They are not yet a reality, but the government has launched a trial into the use of certification to get life back to normal – including getting in to entertainment venues, nightclubs, and sporting events.
Here ITV News answers all your questions about Covid passports – if we’ll get them, what they’ll look like, and when they’ll come into force.
Coronavirus: What you need to know – listen in for all your questions answered on Covid passports:
It doesn’t yet. There’s currently a trial of a potential system underway and a review into the use of certification.
The results of this are likely to form the basis for any kind of passport that comes in.
The ‘Covid status certification’ trial looks at three ways you can show you don’t have the virus: Evidence of a recent negative test; having been vaccinated; or having had Covid recently and therefore have natural immunity.
The Prime Minister has already acknowledged there are tough ethical and moral issues at play.
For some, the idea of having to show evidence of your Covid status raises issues of privacy and the risk of discrimination.
Vaccines are not compulsory, but there are fears this scheme could put pressure on people.
Yet others see it as the only way to get back to some kind of life as normal.
That tension is something the review is exploring; whether the benefits the scheme would bring to the economy outweigh the potential infringement on people’s freedoms.
What the Covid passport will look like isn’t clear yet. The government has said its trial will allow for both digital and non-digital certificates.
A number of private developers are also working on apps that could work as a way of proving your Covid status.
It’s not unlikely the system would be similar to the NHS Test and Trace app and use QR codes as a way of scanning in to a location.
The government’s trial run is focusing on gatherings big and small – the FA Cup final, a cinema, a nightclub, and a fun run.
That question is one of the most contentious and the answer is still unclear.
Those working in the hospitality industry have already criticised the idea, calling it «outrageous» and «not thought through».
Wetherspoon boss Tim Martin said passports would be “the last straw” for struggling pubs and force bar staff into a “bitter civil liberties war” with customers.
But the argument remains that such a system, even if temporary, would be a good way to get venues open again and the economy back up and running.
The government’s trial is running throughout April, so it’s unlikely a system will be introduced before the summer.
ITV News’s UK Editor Paul Brand estimates Covid passports won’t come into force until all adults in the UK have been offered a vaccine.
That would be the end of July if the rollout stays on track.
It would ensure fairness in the system if having had a vaccine becomes a major component.
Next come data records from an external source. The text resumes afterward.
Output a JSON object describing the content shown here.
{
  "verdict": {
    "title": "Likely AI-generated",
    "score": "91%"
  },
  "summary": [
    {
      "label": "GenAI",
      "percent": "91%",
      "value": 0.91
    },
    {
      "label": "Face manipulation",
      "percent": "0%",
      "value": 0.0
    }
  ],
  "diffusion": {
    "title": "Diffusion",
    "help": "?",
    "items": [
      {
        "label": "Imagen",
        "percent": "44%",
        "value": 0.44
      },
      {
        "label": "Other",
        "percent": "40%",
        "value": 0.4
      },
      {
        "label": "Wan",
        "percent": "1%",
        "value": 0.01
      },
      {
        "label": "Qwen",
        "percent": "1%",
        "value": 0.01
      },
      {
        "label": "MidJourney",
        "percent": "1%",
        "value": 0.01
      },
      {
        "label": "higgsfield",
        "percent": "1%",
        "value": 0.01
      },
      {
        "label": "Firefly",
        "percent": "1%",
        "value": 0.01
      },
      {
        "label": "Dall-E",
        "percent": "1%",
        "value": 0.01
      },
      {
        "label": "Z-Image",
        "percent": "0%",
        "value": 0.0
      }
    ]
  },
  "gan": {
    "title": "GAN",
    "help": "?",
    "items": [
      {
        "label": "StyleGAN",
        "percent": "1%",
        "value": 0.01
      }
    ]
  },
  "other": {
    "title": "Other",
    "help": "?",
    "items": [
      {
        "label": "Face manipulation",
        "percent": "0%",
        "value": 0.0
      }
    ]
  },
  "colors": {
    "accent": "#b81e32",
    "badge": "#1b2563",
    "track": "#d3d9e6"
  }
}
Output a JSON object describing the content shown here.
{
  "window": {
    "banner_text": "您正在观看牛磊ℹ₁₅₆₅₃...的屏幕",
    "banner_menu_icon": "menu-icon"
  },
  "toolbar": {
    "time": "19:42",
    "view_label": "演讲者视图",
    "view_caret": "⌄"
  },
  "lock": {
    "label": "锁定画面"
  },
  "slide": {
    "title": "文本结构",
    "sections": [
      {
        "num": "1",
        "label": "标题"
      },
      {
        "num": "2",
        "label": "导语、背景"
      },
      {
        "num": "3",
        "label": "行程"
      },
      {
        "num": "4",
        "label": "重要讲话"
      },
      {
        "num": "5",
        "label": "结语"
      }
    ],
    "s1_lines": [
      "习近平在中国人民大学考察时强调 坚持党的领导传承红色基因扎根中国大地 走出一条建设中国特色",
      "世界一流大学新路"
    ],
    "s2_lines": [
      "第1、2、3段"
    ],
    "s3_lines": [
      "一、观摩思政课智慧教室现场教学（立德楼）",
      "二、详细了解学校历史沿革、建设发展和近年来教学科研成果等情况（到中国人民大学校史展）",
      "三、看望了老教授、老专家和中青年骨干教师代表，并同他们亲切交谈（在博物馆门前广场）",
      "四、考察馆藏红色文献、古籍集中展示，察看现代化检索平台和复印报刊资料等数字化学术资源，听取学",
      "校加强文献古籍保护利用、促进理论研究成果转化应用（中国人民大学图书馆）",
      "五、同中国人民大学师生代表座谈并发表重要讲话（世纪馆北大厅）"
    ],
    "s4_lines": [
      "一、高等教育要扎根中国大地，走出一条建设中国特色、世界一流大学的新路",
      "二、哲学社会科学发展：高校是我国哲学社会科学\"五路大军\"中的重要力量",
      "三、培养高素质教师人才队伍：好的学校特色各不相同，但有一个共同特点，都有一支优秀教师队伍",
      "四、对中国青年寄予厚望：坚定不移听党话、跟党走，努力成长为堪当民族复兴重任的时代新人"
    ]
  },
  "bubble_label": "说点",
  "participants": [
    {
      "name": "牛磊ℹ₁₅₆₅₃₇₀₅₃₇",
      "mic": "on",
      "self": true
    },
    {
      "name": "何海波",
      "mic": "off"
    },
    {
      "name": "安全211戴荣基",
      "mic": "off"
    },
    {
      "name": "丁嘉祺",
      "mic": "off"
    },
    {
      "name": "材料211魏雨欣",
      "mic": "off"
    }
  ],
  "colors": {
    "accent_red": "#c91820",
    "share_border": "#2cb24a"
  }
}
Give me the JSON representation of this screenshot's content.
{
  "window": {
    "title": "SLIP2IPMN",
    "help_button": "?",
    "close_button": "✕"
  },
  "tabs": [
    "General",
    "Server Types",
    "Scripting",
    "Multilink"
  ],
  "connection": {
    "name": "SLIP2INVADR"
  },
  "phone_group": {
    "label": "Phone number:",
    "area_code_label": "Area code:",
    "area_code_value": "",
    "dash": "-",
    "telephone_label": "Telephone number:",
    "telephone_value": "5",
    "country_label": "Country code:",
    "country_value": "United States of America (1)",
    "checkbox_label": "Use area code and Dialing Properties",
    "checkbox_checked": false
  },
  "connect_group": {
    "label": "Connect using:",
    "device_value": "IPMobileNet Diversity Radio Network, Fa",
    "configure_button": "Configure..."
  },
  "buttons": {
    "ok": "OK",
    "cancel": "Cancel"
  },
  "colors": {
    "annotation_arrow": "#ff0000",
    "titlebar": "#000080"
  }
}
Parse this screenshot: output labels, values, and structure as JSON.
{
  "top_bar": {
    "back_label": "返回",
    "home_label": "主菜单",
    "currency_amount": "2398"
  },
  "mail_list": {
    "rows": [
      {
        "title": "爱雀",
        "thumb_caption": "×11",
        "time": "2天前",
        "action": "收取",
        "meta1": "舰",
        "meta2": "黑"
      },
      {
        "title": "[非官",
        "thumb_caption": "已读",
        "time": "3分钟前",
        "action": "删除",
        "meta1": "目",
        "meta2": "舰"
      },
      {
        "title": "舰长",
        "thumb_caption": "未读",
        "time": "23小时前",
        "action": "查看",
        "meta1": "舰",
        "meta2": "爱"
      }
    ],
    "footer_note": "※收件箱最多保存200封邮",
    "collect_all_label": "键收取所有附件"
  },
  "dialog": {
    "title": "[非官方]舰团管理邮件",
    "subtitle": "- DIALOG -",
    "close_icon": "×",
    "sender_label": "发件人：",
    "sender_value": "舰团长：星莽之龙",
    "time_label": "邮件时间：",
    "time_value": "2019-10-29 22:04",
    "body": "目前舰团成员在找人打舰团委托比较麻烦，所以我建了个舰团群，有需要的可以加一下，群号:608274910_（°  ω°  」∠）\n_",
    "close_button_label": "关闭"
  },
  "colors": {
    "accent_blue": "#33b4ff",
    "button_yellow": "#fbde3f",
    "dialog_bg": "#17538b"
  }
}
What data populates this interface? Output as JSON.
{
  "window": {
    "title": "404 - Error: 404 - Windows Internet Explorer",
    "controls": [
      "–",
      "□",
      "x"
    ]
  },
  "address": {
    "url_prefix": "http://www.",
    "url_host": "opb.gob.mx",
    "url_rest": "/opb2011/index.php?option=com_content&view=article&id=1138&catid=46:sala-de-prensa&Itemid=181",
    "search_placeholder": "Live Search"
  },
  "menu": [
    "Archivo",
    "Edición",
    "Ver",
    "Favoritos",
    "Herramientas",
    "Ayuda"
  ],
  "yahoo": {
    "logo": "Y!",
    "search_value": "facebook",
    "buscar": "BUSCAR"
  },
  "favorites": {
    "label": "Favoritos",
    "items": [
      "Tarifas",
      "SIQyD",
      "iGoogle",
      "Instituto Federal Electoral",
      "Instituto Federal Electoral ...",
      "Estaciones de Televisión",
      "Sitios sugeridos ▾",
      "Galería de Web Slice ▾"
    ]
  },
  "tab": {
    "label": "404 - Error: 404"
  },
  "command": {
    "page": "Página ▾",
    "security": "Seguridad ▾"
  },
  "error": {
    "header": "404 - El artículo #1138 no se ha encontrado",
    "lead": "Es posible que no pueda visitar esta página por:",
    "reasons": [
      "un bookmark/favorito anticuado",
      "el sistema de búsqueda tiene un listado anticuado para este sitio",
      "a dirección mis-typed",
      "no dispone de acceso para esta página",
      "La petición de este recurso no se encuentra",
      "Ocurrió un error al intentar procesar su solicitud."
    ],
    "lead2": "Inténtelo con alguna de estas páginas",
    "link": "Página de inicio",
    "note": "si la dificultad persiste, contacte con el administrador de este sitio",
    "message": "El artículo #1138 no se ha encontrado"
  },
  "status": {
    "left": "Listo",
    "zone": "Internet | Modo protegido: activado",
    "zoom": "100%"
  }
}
The government has said it’s happy for businesses to bring in their own systems to check if customers are Covid-safe.
But it would be tough for standalone firms to make the necessary checks on NHS records and so on, as well as the additional cost of staffing such checks.
The move could also be a turn-off for customers if only very few places brought it in.
The UK wouldn’t be the first country to bring in Covid passports.
Israel has introduced a ‘green pass’ system which allows people who have been fully vaccinated, or who have recovered from Covid-19, to visit large gatherings, like concerts.
The pass can be either physical or displayed on a mobile phone app.
Denmark launched its ‘coronapas’ system earlier this month. Either on an app or in hard-copy format, Danes have to show they have either been fully vaccinated, tested negatively in the past 72 hours, or had Covid recently.
It aims to allow people to enter non-essential shops as well as hairdressers and driving schools. Businesses that allow citizens in without a pass face fines.
France, Germany and Spain are all currently trialling different internal Covid passport systems, but all have come under sustained domestic criticism for considering the move.
There is already a system in place whereby travellers have to prove their Covid status if travelling overseas.
For those exempt from travel bans, most countries require evidence of a negative test and there are various quarantine regulations in place around the world.
Countries popular with Brits have already signalled their intention to allow travellers entry if they can prove their Covid status, and the PM has said there is «definitely» a role for the passports in international travel.